Don’t miss the No Silver Bullet Reloaded Retrospective OOPSLA Panel Summary post by InfoQ. It’s a worth read. Great panelists and great content.
Some statements that I’ve found interesting:
Desire for people to seek better tools rather than “actually learning the trade.” Dave used the metaphor: “there is an old saying: ‘the poor workman blames his tools’ – people are poor workmen, I think most programmers are poor workmen.” Dave also said that people are looking for silver bullets to avoid learning the trade.
We still need great designers, and I think we still have far too few, and we still need to cultivate an atmosphere of hard work but also an inner-disciplinary perspective that takes us uncomfortably out of our coding world.

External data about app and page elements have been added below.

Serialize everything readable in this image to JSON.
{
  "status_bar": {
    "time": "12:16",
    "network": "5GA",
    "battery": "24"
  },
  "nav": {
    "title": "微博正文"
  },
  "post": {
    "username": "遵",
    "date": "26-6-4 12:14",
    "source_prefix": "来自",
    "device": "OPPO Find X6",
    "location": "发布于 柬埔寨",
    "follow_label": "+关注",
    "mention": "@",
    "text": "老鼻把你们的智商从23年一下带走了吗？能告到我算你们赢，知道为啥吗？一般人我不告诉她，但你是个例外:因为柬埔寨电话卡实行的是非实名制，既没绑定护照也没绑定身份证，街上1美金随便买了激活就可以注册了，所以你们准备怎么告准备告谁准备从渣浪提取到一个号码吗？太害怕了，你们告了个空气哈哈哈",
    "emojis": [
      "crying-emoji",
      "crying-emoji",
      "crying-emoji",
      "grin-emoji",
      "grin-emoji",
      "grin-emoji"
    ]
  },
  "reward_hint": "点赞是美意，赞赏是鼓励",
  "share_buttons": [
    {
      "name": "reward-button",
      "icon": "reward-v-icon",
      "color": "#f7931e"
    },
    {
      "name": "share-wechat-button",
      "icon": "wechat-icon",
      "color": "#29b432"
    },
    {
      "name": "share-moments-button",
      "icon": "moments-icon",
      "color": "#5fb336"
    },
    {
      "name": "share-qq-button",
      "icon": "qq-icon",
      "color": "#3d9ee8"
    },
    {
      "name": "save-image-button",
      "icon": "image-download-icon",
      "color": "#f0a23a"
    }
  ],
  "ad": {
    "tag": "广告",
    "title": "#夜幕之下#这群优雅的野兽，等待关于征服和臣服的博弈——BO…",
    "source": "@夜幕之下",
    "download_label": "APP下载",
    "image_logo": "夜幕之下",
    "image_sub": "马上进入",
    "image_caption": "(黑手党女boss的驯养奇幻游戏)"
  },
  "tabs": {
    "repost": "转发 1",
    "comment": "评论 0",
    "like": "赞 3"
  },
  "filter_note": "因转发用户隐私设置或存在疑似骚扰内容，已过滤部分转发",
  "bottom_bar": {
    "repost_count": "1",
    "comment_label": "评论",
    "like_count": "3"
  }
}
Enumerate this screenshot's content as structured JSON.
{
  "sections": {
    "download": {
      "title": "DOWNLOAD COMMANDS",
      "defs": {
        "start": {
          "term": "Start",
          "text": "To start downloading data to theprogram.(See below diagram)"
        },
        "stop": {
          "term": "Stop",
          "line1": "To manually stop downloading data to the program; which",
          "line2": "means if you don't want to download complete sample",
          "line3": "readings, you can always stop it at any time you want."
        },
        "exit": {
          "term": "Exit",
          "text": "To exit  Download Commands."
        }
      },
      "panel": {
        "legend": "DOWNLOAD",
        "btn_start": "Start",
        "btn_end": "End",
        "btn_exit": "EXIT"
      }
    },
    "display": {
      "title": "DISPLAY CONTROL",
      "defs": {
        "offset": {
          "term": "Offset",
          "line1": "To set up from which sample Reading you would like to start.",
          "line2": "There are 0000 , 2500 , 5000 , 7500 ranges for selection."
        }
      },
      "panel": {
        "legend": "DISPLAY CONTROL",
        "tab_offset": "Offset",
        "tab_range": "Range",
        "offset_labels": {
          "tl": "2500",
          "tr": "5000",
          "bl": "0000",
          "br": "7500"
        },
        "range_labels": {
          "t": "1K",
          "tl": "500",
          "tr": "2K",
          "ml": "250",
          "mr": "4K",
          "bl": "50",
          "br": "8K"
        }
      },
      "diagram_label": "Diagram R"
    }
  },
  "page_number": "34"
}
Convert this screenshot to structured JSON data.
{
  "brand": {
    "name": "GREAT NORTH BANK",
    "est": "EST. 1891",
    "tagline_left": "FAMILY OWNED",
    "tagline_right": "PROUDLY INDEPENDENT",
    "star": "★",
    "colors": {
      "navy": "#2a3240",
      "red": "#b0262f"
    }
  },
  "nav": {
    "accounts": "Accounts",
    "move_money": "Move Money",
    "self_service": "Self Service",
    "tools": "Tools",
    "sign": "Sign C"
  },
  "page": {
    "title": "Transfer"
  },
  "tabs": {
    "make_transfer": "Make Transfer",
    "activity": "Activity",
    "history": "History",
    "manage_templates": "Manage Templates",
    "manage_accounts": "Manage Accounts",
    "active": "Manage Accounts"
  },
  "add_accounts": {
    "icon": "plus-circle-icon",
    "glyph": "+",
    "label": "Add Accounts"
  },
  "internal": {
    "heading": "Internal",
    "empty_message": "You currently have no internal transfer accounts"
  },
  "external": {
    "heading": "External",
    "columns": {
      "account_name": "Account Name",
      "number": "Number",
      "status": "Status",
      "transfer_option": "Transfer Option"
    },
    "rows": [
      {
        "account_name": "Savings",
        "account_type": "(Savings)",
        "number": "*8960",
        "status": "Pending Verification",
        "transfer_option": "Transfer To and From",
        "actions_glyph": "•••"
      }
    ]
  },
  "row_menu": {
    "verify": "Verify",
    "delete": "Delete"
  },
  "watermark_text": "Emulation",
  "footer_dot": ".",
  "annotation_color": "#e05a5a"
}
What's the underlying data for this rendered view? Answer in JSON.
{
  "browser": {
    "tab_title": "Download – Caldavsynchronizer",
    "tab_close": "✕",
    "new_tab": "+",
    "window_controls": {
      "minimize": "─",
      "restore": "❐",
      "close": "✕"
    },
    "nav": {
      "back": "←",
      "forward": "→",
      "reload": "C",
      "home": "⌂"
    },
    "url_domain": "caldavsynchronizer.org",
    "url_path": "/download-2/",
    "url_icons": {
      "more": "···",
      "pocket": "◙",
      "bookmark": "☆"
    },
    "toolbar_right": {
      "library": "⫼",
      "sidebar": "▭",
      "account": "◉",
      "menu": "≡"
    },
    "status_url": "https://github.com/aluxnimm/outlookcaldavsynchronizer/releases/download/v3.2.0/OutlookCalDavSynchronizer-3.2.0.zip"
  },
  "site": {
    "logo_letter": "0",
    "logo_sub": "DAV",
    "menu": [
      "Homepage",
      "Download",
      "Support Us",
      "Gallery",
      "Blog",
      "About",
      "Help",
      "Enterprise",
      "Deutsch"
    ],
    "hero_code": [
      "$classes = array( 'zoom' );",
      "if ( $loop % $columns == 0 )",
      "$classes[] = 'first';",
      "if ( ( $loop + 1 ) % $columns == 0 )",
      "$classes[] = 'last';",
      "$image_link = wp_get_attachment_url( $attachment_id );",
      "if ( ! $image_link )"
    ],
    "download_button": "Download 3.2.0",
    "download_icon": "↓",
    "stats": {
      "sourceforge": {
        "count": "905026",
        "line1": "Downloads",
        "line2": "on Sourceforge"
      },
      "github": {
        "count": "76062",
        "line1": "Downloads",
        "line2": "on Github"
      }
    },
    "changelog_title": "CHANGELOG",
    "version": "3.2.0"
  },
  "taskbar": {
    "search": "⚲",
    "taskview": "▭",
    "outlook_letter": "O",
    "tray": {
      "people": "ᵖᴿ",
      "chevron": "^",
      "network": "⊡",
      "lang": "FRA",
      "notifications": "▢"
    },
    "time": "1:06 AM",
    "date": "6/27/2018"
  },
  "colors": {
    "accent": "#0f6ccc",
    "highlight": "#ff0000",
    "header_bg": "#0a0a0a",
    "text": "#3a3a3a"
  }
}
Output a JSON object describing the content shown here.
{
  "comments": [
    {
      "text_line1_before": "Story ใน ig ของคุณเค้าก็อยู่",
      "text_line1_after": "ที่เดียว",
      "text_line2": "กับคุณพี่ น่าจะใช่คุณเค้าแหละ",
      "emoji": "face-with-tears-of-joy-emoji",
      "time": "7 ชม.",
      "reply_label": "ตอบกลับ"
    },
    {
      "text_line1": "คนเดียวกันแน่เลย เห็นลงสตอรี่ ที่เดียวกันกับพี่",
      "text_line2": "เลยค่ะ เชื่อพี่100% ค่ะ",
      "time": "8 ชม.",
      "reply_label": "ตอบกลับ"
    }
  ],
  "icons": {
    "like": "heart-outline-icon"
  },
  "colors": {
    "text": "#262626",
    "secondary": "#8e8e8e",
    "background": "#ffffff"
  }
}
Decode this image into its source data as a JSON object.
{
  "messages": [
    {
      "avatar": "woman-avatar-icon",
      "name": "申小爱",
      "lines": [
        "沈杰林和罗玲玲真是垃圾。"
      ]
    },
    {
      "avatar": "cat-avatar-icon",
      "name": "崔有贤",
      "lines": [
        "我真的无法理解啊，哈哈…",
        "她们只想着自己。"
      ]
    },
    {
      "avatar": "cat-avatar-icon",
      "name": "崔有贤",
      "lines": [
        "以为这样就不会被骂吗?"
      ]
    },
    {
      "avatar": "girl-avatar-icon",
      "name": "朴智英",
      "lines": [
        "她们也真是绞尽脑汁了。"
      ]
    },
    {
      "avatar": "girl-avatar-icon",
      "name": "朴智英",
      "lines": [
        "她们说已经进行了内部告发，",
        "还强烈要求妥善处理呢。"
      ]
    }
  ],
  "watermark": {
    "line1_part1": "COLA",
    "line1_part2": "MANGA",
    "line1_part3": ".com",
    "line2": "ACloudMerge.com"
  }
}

He called today’s state of the art in software development (especially middleware) a gratuitous disaster due to overly quick fast pace of change in API’s and frameworks which create immature software and also create too much difficulty for average software teams to track and stay up to date with. Dave claimed that the majority of today’s enterprise systems are basically just CRUD applications: “In the end these people are trying to do things that are fairly straight forward, and if they were working on a mainframe using a 4GL, they would actually have the thing done.“
He has seen “real successes” in niches, citing highly specialized domain-specific and specialized language applications in airlines reservations and hedge funds;
You can’t measure your output, you can’t measure your productivity, no way you can run sensible experiments to figure out whether one technique is better than another. …
The biggest difficulty in software development is the communication between the people writing the software and the people for who the software is being written. The conceptual attacks, the essence problems, focus a great deal on trying to improve that communication. The trouble of doing that, of course, is that it’s hard to get that communication flowing. Some of the business people don’t want to talk with software people, and fortunately the software people are hopeless when it comes to social interaction, they can’t talk to business people.
You seem to think that with hardly any information at the beginning of the project you can map out exactly what’s going to happen, pin down costs, commit yourselves to all sorts of unrealistic plans. And then you wonder why it is that I always manage to turn up. That illusion of control, the idea that on basis of hardly any data you can let make these grand predictions, that very folly is one of my greatest strengths.
I know of no field of engineering where people do less study of each other’s work, where they do less study of precedents, where they do less study of classical models. I think that that is a very dangerous thing.